TO DO: Pictures are not part of the answer. Return the lines from the one containing "Decode this image" through the end of the data, both included, exactly as they appear.

(App and web page records)
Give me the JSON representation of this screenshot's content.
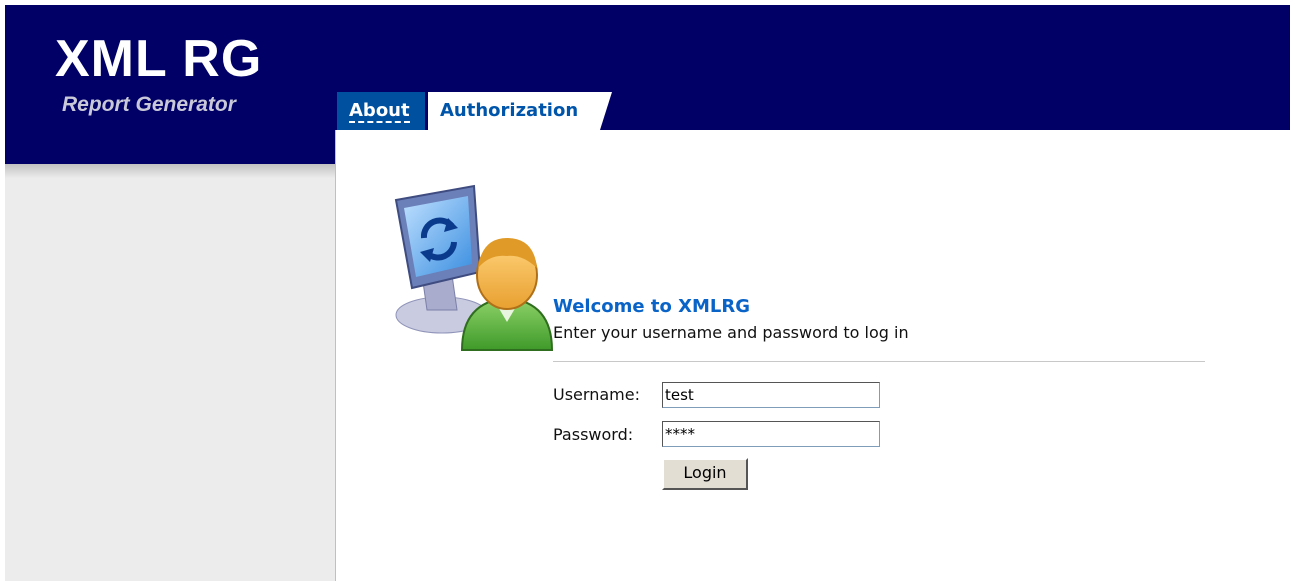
{
  "header": {
    "logo_title": "XML RG",
    "logo_subtitle": "Report Generator"
  },
  "tabs": [
    {
      "label": "About",
      "active": false
    },
    {
      "label": "Authorization",
      "active": true
    }
  ],
  "login": {
    "welcome_title": "Welcome to XMLRG",
    "welcome_subtitle": "Enter your username and password to log in",
    "username_label": "Username:",
    "username_value": "test",
    "password_label": "Password:",
    "password_value": "****",
    "login_button_label": "Login"
  },
  "colors": {
    "header_bg": "#000066",
    "active_tab_text": "#0055aa",
    "inactive_tab_bg": "#0050a0",
    "welcome_title": "#0a64c8",
    "sidebar_bg": "#ececec"
  },
  "icons": {
    "illustration": "user-computer-login-icon"
  }
}
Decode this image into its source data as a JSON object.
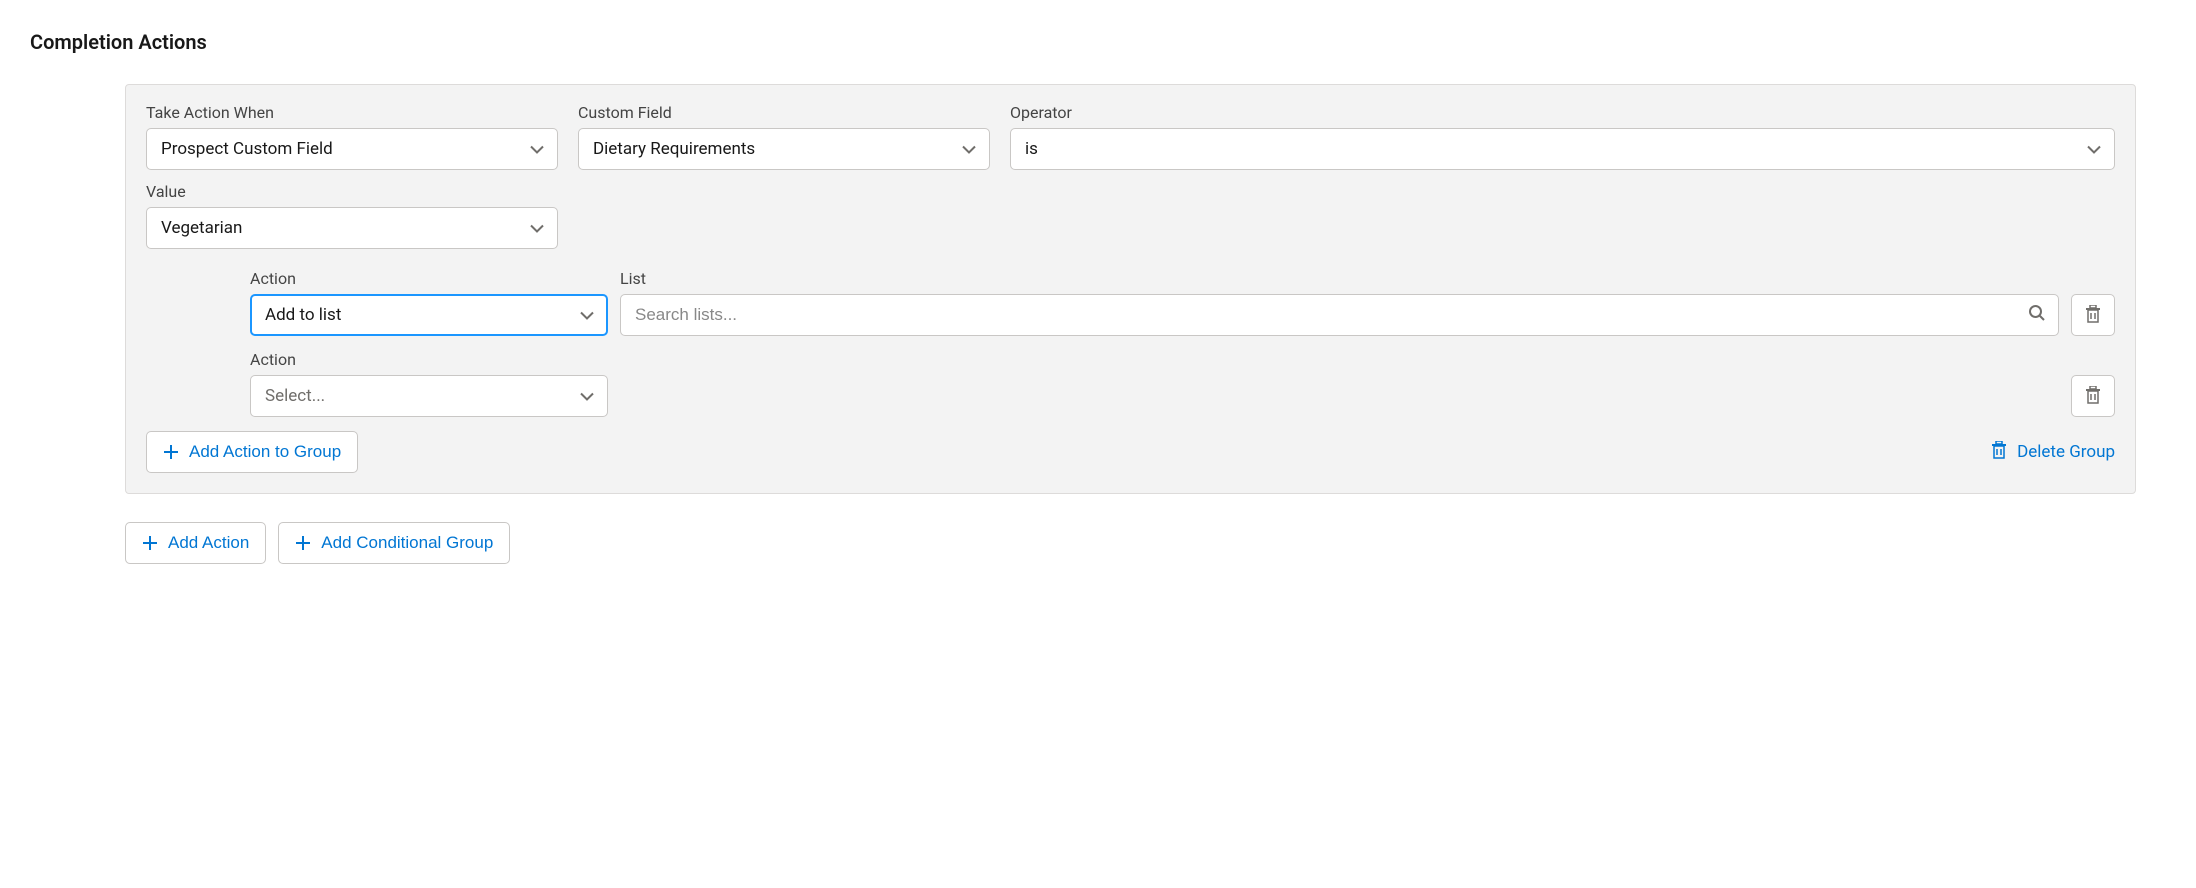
{
  "page_title": "Completion Actions",
  "condition": {
    "take_action_when": {
      "label": "Take Action When",
      "value": "Prospect Custom Field"
    },
    "custom_field": {
      "label": "Custom Field",
      "value": "Dietary Requirements"
    },
    "operator": {
      "label": "Operator",
      "value": "is"
    },
    "value": {
      "label": "Value",
      "value": "Vegetarian"
    }
  },
  "actions": [
    {
      "action_label": "Action",
      "action_value": "Add to list",
      "list_label": "List",
      "list_placeholder": "Search lists..."
    },
    {
      "action_label": "Action",
      "action_value": "Select..."
    }
  ],
  "buttons": {
    "add_action_to_group": "Add Action to Group",
    "delete_group": "Delete Group",
    "add_action": "Add Action",
    "add_conditional_group": "Add Conditional Group"
  }
}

OUTPUT OF THE EXERCISE:
Decode this image into its source data as a JSON object.
{
  "page_title": "Completion Actions",
  "condition": {
    "take_action_when": {
      "label": "Take Action When",
      "value": "Prospect Custom Field"
    },
    "custom_field": {
      "label": "Custom Field",
      "value": "Dietary Requirements"
    },
    "operator": {
      "label": "Operator",
      "value": "is"
    },
    "value": {
      "label": "Value",
      "value": "Vegetarian"
    }
  },
  "actions": [
    {
      "action_label": "Action",
      "action_value": "Add to list",
      "list_label": "List",
      "list_placeholder": "Search lists..."
    },
    {
      "action_label": "Action",
      "action_value": "Select..."
    }
  ],
  "buttons": {
    "add_action_to_group": "Add Action to Group",
    "delete_group": "Delete Group",
    "add_action": "Add Action",
    "add_conditional_group": "Add Conditional Group"
  }
}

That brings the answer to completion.